[Records provided Boundary: Start]
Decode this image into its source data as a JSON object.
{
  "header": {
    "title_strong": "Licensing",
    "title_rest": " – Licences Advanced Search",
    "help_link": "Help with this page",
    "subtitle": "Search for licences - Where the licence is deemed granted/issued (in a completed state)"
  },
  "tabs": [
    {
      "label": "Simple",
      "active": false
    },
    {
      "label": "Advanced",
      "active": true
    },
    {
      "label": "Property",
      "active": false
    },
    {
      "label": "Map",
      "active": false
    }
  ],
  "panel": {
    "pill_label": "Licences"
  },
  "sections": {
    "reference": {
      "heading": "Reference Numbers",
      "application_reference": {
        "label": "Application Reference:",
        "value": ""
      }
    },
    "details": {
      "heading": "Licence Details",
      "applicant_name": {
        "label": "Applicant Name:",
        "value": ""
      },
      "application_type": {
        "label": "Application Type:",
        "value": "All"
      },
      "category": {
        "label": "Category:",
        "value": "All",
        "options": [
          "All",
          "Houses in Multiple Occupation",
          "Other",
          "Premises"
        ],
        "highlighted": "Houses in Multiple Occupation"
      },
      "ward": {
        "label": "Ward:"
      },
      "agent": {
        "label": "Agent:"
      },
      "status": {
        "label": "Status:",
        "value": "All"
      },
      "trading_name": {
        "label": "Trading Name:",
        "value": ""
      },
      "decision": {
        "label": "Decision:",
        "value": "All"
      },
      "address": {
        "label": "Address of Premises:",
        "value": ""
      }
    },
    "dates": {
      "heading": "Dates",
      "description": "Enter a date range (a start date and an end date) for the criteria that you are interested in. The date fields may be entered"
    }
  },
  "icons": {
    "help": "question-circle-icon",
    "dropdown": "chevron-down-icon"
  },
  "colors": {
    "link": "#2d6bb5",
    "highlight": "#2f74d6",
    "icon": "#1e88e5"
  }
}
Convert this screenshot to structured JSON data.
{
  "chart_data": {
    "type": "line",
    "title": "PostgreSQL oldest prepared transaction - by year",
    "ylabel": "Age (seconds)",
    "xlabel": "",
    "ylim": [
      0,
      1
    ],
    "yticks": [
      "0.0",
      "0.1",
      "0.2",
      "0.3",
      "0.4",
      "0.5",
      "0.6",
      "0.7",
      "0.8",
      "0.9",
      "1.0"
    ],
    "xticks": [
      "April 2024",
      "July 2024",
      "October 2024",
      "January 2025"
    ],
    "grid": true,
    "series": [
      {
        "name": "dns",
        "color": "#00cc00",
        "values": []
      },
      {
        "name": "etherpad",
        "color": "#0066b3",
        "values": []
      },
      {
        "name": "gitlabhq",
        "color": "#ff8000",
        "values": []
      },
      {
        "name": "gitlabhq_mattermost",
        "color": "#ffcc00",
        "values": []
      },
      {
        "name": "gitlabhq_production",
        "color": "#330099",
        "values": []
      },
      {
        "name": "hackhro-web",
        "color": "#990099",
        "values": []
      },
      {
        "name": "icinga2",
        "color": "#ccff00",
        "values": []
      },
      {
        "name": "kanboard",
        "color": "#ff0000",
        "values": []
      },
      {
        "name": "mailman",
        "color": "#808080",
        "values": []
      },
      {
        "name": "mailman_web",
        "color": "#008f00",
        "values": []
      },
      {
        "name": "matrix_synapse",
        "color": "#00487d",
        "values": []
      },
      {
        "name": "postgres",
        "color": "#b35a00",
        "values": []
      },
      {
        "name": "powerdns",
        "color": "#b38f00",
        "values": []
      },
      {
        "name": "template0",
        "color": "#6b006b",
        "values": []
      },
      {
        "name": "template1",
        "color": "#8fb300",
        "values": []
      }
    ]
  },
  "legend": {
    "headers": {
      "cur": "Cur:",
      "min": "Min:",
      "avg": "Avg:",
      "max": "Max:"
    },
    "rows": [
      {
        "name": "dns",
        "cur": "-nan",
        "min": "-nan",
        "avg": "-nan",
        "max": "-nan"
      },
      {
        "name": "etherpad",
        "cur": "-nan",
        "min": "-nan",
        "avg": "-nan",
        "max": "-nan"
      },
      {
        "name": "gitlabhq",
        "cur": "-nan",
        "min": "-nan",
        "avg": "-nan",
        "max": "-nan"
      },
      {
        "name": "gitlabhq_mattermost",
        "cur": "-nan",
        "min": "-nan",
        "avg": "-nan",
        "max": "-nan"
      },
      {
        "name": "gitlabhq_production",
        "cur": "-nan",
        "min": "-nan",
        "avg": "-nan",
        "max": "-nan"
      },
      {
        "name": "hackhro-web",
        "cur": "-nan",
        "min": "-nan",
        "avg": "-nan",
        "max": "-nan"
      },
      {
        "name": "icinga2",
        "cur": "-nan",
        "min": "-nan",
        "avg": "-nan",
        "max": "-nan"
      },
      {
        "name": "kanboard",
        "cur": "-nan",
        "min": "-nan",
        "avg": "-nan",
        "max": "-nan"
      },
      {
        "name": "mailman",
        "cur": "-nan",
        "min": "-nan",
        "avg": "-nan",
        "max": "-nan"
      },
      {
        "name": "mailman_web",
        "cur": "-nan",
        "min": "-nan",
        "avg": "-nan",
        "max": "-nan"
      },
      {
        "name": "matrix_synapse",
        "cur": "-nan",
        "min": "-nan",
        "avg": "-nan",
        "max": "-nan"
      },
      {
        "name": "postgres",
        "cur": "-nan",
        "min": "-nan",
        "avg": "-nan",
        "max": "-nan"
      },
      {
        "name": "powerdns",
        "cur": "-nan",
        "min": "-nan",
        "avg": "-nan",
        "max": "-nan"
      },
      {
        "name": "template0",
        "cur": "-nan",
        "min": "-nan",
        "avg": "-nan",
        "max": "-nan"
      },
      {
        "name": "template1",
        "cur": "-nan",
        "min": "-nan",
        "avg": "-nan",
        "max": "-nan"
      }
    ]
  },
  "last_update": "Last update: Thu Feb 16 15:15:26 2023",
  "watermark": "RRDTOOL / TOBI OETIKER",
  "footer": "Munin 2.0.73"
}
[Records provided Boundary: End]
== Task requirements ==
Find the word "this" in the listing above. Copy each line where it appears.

== Exercise result ==
Decode this image into its source data as a JSON object.
    "help_link": "Help with this page",
Convert this screenshot to structured JSON data.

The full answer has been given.